▸ **Data records**:
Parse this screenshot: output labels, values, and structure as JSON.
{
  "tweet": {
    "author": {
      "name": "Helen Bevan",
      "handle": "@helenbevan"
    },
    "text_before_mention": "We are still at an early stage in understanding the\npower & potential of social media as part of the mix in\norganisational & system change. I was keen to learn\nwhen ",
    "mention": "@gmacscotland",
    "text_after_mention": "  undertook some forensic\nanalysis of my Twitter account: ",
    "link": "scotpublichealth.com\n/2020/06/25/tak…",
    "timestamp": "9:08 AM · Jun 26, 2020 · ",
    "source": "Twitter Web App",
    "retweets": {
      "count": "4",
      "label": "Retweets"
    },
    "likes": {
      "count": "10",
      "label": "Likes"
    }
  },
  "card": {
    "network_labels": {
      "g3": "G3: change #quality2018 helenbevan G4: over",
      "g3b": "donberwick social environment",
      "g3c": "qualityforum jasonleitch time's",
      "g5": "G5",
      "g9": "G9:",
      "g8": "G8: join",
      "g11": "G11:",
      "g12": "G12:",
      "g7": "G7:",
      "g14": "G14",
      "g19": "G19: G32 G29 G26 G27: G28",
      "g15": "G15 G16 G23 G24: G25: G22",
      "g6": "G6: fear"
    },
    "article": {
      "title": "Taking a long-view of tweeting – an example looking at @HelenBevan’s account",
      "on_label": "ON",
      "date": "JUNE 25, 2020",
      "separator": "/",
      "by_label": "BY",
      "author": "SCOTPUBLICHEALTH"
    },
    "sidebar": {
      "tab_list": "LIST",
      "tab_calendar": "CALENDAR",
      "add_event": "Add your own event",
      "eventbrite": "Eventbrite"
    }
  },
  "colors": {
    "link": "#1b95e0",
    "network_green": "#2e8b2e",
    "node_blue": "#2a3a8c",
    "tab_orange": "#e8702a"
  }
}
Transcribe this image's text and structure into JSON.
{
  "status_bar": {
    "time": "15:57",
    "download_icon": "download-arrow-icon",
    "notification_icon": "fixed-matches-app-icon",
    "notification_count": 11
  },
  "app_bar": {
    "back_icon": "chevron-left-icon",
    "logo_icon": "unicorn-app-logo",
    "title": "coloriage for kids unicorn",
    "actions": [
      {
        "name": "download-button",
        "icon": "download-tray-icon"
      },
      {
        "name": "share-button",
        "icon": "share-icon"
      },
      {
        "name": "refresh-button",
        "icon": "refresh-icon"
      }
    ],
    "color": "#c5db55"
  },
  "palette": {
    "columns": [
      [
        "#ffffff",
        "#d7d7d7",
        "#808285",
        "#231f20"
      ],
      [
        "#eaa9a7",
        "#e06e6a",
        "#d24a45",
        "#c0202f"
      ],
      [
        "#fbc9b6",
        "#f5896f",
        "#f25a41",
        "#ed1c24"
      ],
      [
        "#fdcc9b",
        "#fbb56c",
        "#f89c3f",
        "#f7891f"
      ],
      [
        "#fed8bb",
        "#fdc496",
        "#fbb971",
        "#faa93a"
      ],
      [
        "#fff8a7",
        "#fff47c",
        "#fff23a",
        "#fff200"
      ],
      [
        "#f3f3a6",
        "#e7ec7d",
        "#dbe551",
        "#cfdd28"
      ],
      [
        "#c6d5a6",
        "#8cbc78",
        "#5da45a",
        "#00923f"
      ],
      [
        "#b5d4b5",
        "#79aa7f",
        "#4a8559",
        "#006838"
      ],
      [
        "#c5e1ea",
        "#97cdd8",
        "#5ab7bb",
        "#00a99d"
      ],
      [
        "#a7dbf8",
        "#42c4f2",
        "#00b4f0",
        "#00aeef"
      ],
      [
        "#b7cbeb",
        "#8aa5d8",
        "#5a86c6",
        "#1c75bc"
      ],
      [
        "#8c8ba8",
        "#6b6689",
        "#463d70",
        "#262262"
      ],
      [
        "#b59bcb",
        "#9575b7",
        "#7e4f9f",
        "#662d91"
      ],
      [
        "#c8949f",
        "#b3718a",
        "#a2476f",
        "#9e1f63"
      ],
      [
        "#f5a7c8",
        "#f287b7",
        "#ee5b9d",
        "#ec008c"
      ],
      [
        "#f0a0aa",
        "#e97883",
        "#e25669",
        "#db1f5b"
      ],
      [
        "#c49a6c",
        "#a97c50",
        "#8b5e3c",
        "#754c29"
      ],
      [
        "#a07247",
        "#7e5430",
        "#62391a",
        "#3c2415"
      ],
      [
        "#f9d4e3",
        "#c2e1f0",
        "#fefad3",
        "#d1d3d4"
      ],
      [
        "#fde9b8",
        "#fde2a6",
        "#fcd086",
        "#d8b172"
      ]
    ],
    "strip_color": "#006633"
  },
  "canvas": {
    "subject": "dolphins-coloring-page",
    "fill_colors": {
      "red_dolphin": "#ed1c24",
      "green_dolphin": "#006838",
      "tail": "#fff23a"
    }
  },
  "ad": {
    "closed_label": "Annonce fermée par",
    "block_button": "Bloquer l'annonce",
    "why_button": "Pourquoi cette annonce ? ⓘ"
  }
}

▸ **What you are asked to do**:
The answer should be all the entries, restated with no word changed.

▸ **Exercise answer**:
Parse this screenshot: output labels, values, and structure as JSON.
{
  "tweet": {
    "author": {
      "name": "Helen Bevan",
      "handle": "@helenbevan"
    },
    "text_before_mention": "We are still at an early stage in understanding the\npower & potential of social media as part of the mix in\norganisational & system change. I was keen to learn\nwhen ",
    "mention": "@gmacscotland",
    "text_after_mention": "  undertook some forensic\nanalysis of my Twitter account: ",
    "link": "scotpublichealth.com\n/2020/06/25/tak…",
    "timestamp": "9:08 AM · Jun 26, 2020 · ",
    "source": "Twitter Web App",
    "retweets": {
      "count": "4",
      "label": "Retweets"
    },
    "likes": {
      "count": "10",
      "label": "Likes"
    }
  },
  "card": {
    "network_labels": {
      "g3": "G3: change #quality2018 helenbevan G4: over",
      "g3b": "donberwick social environment",
      "g3c": "qualityforum jasonleitch time's",
      "g5": "G5",
      "g9": "G9:",
      "g8": "G8: join",
      "g11": "G11:",
      "g12": "G12:",
      "g7": "G7:",
      "g14": "G14",
      "g19": "G19: G32 G29 G26 G27: G28",
      "g15": "G15 G16 G23 G24: G25: G22",
      "g6": "G6: fear"
    },
    "article": {
      "title": "Taking a long-view of tweeting – an example looking at @HelenBevan’s account",
      "on_label": "ON",
      "date": "JUNE 25, 2020",
      "separator": "/",
      "by_label": "BY",
      "author": "SCOTPUBLICHEALTH"
    },
    "sidebar": {
      "tab_list": "LIST",
      "tab_calendar": "CALENDAR",
      "add_event": "Add your own event",
      "eventbrite": "Eventbrite"
    }
  },
  "colors": {
    "link": "#1b95e0",
    "network_green": "#2e8b2e",
    "node_blue": "#2a3a8c",
    "tab_orange": "#e8702a"
  }
}
Transcribe this image's text and structure into JSON.
{
  "status_bar": {
    "time": "15:57",
    "download_icon": "download-arrow-icon",
    "notification_icon": "fixed-matches-app-icon",
    "notification_count": 11
  },
  "app_bar": {
    "back_icon": "chevron-left-icon",
    "logo_icon": "unicorn-app-logo",
    "title": "coloriage for kids unicorn",
    "actions": [
      {
        "name": "download-button",
        "icon": "download-tray-icon"
      },
      {
        "name": "share-button",
        "icon": "share-icon"
      },
      {
        "name": "refresh-button",
        "icon": "refresh-icon"
      }
    ],
    "color": "#c5db55"
  },
  "palette": {
    "columns": [
      [
        "#ffffff",
        "#d7d7d7",
        "#808285",
        "#231f20"
      ],
      [
        "#eaa9a7",
        "#e06e6a",
        "#d24a45",
        "#c0202f"
      ],
      [
        "#fbc9b6",
        "#f5896f",
        "#f25a41",
        "#ed1c24"
      ],
      [
        "#fdcc9b",
        "#fbb56c",
        "#f89c3f",
        "#f7891f"
      ],
      [
        "#fed8bb",
        "#fdc496",
        "#fbb971",
        "#faa93a"
      ],
      [
        "#fff8a7",
        "#fff47c",
        "#fff23a",
        "#fff200"
      ],
      [
        "#f3f3a6",
        "#e7ec7d",
        "#dbe551",
        "#cfdd28"
      ],
      [
        "#c6d5a6",
        "#8cbc78",
        "#5da45a",
        "#00923f"
      ],
      [
        "#b5d4b5",
        "#79aa7f",
        "#4a8559",
        "#006838"
      ],
      [
        "#c5e1ea",
        "#97cdd8",
        "#5ab7bb",
        "#00a99d"
      ],
      [
        "#a7dbf8",
        "#42c4f2",
        "#00b4f0",
        "#00aeef"
      ],
      [
        "#b7cbeb",
        "#8aa5d8",
        "#5a86c6",
        "#1c75bc"
      ],
      [
        "#8c8ba8",
        "#6b6689",
        "#463d70",
        "#262262"
      ],
      [
        "#b59bcb",
        "#9575b7",
        "#7e4f9f",
        "#662d91"
      ],
      [
        "#c8949f",
        "#b3718a",
        "#a2476f",
        "#9e1f63"
      ],
      [
        "#f5a7c8",
        "#f287b7",
        "#ee5b9d",
        "#ec008c"
      ],
      [
        "#f0a0aa",
        "#e97883",
        "#e25669",
        "#db1f5b"
      ],
      [
        "#c49a6c",
        "#a97c50",
        "#8b5e3c",
        "#754c29"
      ],
      [
        "#a07247",
        "#7e5430",
        "#62391a",
        "#3c2415"
      ],
      [
        "#f9d4e3",
        "#c2e1f0",
        "#fefad3",
        "#d1d3d4"
      ],
      [
        "#fde9b8",
        "#fde2a6",
        "#fcd086",
        "#d8b172"
      ]
    ],
    "strip_color": "#006633"
  },
  "canvas": {
    "subject": "dolphins-coloring-page",
    "fill_colors": {
      "red_dolphin": "#ed1c24",
      "green_dolphin": "#006838",
      "tail": "#fff23a"
    }
  },
  "ad": {
    "closed_label": "Annonce fermée par",
    "block_button": "Bloquer l'annonce",
    "why_button": "Pourquoi cette annonce ? ⓘ"
  }
}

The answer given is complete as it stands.